Work instructions: All of the data below should be written out again exactly.

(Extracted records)
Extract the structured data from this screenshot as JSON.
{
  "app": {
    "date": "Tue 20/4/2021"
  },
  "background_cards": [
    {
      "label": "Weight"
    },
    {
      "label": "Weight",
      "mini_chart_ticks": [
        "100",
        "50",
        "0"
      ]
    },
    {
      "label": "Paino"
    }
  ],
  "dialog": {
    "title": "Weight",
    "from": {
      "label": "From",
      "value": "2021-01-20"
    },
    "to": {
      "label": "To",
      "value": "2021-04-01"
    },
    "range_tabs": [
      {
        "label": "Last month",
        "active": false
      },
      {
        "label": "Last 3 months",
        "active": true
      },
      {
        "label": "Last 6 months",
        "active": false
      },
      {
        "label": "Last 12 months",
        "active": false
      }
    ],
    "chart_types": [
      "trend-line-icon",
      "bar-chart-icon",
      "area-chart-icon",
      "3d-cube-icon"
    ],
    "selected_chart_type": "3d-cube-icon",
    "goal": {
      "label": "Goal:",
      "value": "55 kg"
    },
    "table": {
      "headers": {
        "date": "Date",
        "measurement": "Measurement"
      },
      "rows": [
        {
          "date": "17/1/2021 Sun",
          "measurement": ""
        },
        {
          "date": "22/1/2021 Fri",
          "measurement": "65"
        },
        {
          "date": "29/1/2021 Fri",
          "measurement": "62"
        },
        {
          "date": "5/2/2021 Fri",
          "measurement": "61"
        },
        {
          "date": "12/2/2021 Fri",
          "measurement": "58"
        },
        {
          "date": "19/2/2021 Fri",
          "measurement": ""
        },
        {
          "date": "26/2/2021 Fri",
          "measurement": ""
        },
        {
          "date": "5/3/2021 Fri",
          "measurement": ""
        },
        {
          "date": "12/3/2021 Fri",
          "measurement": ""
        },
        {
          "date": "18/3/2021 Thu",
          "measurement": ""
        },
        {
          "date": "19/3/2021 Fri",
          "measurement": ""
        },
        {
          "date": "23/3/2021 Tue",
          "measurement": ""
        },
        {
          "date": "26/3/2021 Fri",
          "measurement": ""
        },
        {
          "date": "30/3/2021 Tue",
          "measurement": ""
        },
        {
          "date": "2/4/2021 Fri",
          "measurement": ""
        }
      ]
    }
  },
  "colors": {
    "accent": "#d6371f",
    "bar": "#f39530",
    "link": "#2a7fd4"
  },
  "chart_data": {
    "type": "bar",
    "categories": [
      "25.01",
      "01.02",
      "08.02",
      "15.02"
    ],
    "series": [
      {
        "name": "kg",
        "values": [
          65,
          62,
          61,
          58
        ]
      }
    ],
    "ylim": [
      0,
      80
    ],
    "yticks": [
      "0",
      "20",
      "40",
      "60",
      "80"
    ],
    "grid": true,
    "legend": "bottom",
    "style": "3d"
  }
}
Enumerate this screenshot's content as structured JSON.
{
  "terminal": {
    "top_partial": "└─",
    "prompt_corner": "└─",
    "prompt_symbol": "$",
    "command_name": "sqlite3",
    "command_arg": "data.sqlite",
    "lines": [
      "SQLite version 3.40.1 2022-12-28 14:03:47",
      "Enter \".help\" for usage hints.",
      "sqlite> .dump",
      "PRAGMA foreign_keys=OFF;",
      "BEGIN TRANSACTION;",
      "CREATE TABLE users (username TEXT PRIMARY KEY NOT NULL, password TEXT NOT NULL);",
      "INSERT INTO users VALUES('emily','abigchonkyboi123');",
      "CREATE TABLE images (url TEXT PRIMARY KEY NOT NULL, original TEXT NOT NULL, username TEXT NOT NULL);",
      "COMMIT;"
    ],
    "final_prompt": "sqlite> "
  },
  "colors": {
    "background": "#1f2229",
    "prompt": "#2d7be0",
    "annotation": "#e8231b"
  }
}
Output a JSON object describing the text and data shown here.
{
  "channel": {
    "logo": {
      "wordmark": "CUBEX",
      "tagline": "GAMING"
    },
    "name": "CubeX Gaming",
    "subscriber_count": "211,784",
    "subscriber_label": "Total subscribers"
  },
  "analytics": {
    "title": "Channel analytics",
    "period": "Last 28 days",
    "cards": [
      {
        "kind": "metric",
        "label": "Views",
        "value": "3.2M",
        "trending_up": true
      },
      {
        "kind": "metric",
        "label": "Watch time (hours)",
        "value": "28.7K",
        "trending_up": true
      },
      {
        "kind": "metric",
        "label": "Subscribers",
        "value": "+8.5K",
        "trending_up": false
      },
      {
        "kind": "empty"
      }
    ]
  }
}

Solution:
Extract the structured data from this screenshot as JSON.
{
  "app": {
    "date": "Tue 20/4/2021"
  },
  "background_cards": [
    {
      "label": "Weight"
    },
    {
      "label": "Weight",
      "mini_chart_ticks": [
        "100",
        "50",
        "0"
      ]
    },
    {
      "label": "Paino"
    }
  ],
  "dialog": {
    "title": "Weight",
    "from": {
      "label": "From",
      "value": "2021-01-20"
    },
    "to": {
      "label": "To",
      "value": "2021-04-01"
    },
    "range_tabs": [
      {
        "label": "Last month",
        "active": false
      },
      {
        "label": "Last 3 months",
        "active": true
      },
      {
        "label": "Last 6 months",
        "active": false
      },
      {
        "label": "Last 12 months",
        "active": false
      }
    ],
    "chart_types": [
      "trend-line-icon",
      "bar-chart-icon",
      "area-chart-icon",
      "3d-cube-icon"
    ],
    "selected_chart_type": "3d-cube-icon",
    "goal": {
      "label": "Goal:",
      "value": "55 kg"
    },
    "table": {
      "headers": {
        "date": "Date",
        "measurement": "Measurement"
      },
      "rows": [
        {
          "date": "17/1/2021 Sun",
          "measurement": ""
        },
        {
          "date": "22/1/2021 Fri",
          "measurement": "65"
        },
        {
          "date": "29/1/2021 Fri",
          "measurement": "62"
        },
        {
          "date": "5/2/2021 Fri",
          "measurement": "61"
        },
        {
          "date": "12/2/2021 Fri",
          "measurement": "58"
        },
        {
          "date": "19/2/2021 Fri",
          "measurement": ""
        },
        {
          "date": "26/2/2021 Fri",
          "measurement": ""
        },
        {
          "date": "5/3/2021 Fri",
          "measurement": ""
        },
        {
          "date": "12/3/2021 Fri",
          "measurement": ""
        },
        {
          "date": "18/3/2021 Thu",
          "measurement": ""
        },
        {
          "date": "19/3/2021 Fri",
          "measurement": ""
        },
        {
          "date": "23/3/2021 Tue",
          "measurement": ""
        },
        {
          "date": "26/3/2021 Fri",
          "measurement": ""
        },
        {
          "date": "30/3/2021 Tue",
          "measurement": ""
        },
        {
          "date": "2/4/2021 Fri",
          "measurement": ""
        }
      ]
    }
  },
  "colors": {
    "accent": "#d6371f",
    "bar": "#f39530",
    "link": "#2a7fd4"
  },
  "chart_data": {
    "type": "bar",
    "categories": [
      "25.01",
      "01.02",
      "08.02",
      "15.02"
    ],
    "series": [
      {
        "name": "kg",
        "values": [
          65,
          62,
          61,
          58
        ]
      }
    ],
    "ylim": [
      0,
      80
    ],
    "yticks": [
      "0",
      "20",
      "40",
      "60",
      "80"
    ],
    "grid": true,
    "legend": "bottom",
    "style": "3d"
  }
}
Enumerate this screenshot's content as structured JSON.
{
  "terminal": {
    "top_partial": "└─",
    "prompt_corner": "└─",
    "prompt_symbol": "$",
    "command_name": "sqlite3",
    "command_arg": "data.sqlite",
    "lines": [
      "SQLite version 3.40.1 2022-12-28 14:03:47",
      "Enter \".help\" for usage hints.",
      "sqlite> .dump",
      "PRAGMA foreign_keys=OFF;",
      "BEGIN TRANSACTION;",
      "CREATE TABLE users (username TEXT PRIMARY KEY NOT NULL, password TEXT NOT NULL);",
      "INSERT INTO users VALUES('emily','abigchonkyboi123');",
      "CREATE TABLE images (url TEXT PRIMARY KEY NOT NULL, original TEXT NOT NULL, username TEXT NOT NULL);",
      "COMMIT;"
    ],
    "final_prompt": "sqlite> "
  },
  "colors": {
    "background": "#1f2229",
    "prompt": "#2d7be0",
    "annotation": "#e8231b"
  }
}
Output a JSON object describing the text and data shown here.
{
  "channel": {
    "logo": {
      "wordmark": "CUBEX",
      "tagline": "GAMING"
    },
    "name": "CubeX Gaming",
    "subscriber_count": "211,784",
    "subscriber_label": "Total subscribers"
  },
  "analytics": {
    "title": "Channel analytics",
    "period": "Last 28 days",
    "cards": [
      {
        "kind": "metric",
        "label": "Views",
        "value": "3.2M",
        "trending_up": true
      },
      {
        "kind": "metric",
        "label": "Watch time (hours)",
        "value": "28.7K",
        "trending_up": true
      },
      {
        "kind": "metric",
        "label": "Subscribers",
        "value": "+8.5K",
        "trending_up": false
      },
      {
        "kind": "empty"
      }
    ]
  }
}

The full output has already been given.